Snowfall and blizzard warnings are in effect for southern Saskatchewan in advance of a clipper system coming in from the west coast this weekend.
The snowfall warning includes the cities of Swift Current, Moose Jaw and Regina, while the blizzard warning includes Weyburn, Estevan, Carlyle and Oxbow.
The system could drop between 10 and 20 centimetres of snow through the south from Friday evening to late Saturday afternoon. The most is expected in the southeast corner, where snowfall could top 25 cm.
"I think the heaviest of the snows will be in the overnight period, which is sort of a good thing because [there are] not too many people out on the roads then," said Terri Lang, a warning preparedness meteorologist with Environment Canada.
The system is expected to start around the supper hour Friday in the southwest, before moving eastward through Friday night and Saturday.
Strong southeast winds up to 70 kilometres per hour will likely create blizzard conditions, reducing visibility on highways until winds diminish Saturday morning.
City of Regina gearing up for blizzard
Tyler Bien, the City of Regina's manager of seasonal roadway operations, told media on Friday that the city is taking this storm seriously.
"Ten centimetres of snow isn't nothing, right? And 70 [kilometres per hour] winds along with that will pose some issues on the roads with the drifting snow," he said.
Bien said the city's team operates 24 hours a day, seven days a week when there is a storm, and this weekend's chilly blast will be no different.
He said the city will have approximately 50 pieces of equipment on the road at any given time.
Once the snow starts, the city will focus on keeping traffic moving on major thoroughfares like the Ring Road and Lewvan Drive, Bien said.

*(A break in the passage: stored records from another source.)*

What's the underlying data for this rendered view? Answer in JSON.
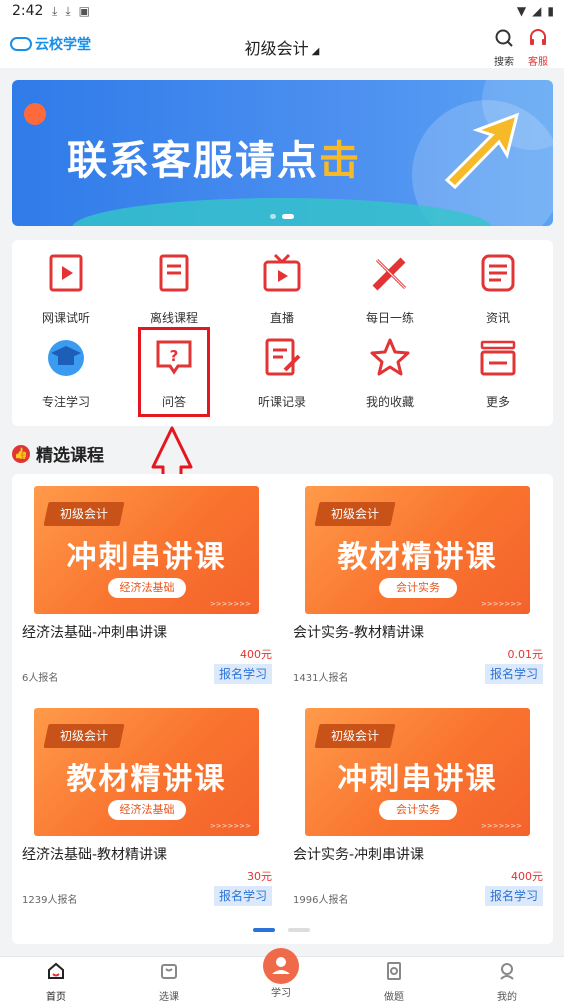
{
  "status_bar": {
    "time": "2:42"
  },
  "header": {
    "logo_text": "云校学堂",
    "title": "初级会计",
    "caret": "◢",
    "search_label": "搜索",
    "service_label": "客服"
  },
  "banner": {
    "text_main": "联系客服请点",
    "text_highlight": "击"
  },
  "grid": {
    "items": [
      {
        "label": "网课试听",
        "icon": "video-book-icon"
      },
      {
        "label": "离线课程",
        "icon": "offline-book-icon"
      },
      {
        "label": "直播",
        "icon": "tv-icon"
      },
      {
        "label": "每日一练",
        "icon": "pencil-ruler-icon"
      },
      {
        "label": "资讯",
        "icon": "news-icon"
      },
      {
        "label": "专注学习",
        "icon": "graduation-cap-icon"
      },
      {
        "label": "问答",
        "icon": "question-bubble-icon"
      },
      {
        "label": "听课记录",
        "icon": "edit-document-icon"
      },
      {
        "label": "我的收藏",
        "icon": "star-icon"
      },
      {
        "label": "更多",
        "icon": "more-list-icon"
      }
    ]
  },
  "section": {
    "title": "精选课程"
  },
  "courses": [
    {
      "tag": "初级会计",
      "headline": "冲刺串讲课",
      "subject": "经济法基础",
      "title": "经济法基础-冲刺串讲课",
      "price": "400元",
      "enrolled": "6人报名",
      "action": "报名学习"
    },
    {
      "tag": "初级会计",
      "headline": "教材精讲课",
      "subject": "会计实务",
      "title": "会计实务-教材精讲课",
      "price": "0.01元",
      "enrolled": "1431人报名",
      "action": "报名学习"
    },
    {
      "tag": "初级会计",
      "headline": "教材精讲课",
      "subject": "经济法基础",
      "title": "经济法基础-教材精讲课",
      "price": "30元",
      "enrolled": "1239人报名",
      "action": "报名学习"
    },
    {
      "tag": "初级会计",
      "headline": "冲刺串讲课",
      "subject": "会计实务",
      "title": "会计实务-冲刺串讲课",
      "price": "400元",
      "enrolled": "1996人报名",
      "action": "报名学习"
    }
  ],
  "bottom_nav": [
    {
      "label": "首页",
      "icon": "home-icon",
      "active": true
    },
    {
      "label": "选课",
      "icon": "cart-icon",
      "active": false
    },
    {
      "label": "学习",
      "icon": "study-icon",
      "active": false
    },
    {
      "label": "做题",
      "icon": "exercise-icon",
      "active": false
    },
    {
      "label": "我的",
      "icon": "profile-icon",
      "active": false
    }
  ],
  "colors": {
    "accent": "#e23434",
    "brand_blue": "#1a8fe8",
    "course_orange": "#f9742f",
    "link_blue": "#2a73d9"
  }
}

When the snow stops, workers will move to a systematic process that targets major roads and then residential streets.
He urged residents to be caution when driving during the storm.
"If you do have to travel, plan your route, plan to stay away from those perimeter areas. Any area that will be next to an open area. Typically those tend to be worse when we get a heavy wind storm like this," he said.
In a statement, the City of Regina confirmed that its extreme weather committee met with community based organizations supporting homeless individuals in the city ahead of the storm.
"Recent discussions with this committee do not indicate an immediate need to reinstate the warming bus," it said.
Impact still somewhat uncertain
The exact track of the storm system depends on a broad, intense area of high pressure encompassing northern Saskatchewan and Manitoba.
The dry air within the high pressure area prevents snow from forming, so the system could struggle to gain steam as it rolls though our province, leaving the heavy snow for areas south of the international border.
But forecast models have remained consistent so far, predicting the highest accumulations for extreme southeastern Saskatchewan.
The low pressure system responsible for this wintry wallop formed from an atmosphere river striking the Pacific coast of the United States. The San Bernardino Mountains in southern California received more than 250 cm of snow as a result of that system earlier this week.
Lang said it's not unusual for Saskatchewan to get a blizzard at this time of year.
"We always get a good couple of storms in March, in April and in fact some of our heavy snowfalls occur in the spring," said the federal meteorologist.
Good timing for dry fields
In its spring runoff forecast released Thursday, the province's Water Security Agency says much of southern Saskatchewan went into winter with little moisture.
South central and southwestern regions received below normal snowfall and had much of their snow pack melt through the winter, so this storm will be welcome for farmers dealing with dry fields.
Much of those regions are also seeing moderate to severe drought as of the end of January, according to Agriculture and Agri-Food Canada's drought monitor.
After this system passes by, much of the province will see a less active weather pattern and a return to normal temperatures after a chilly start to March.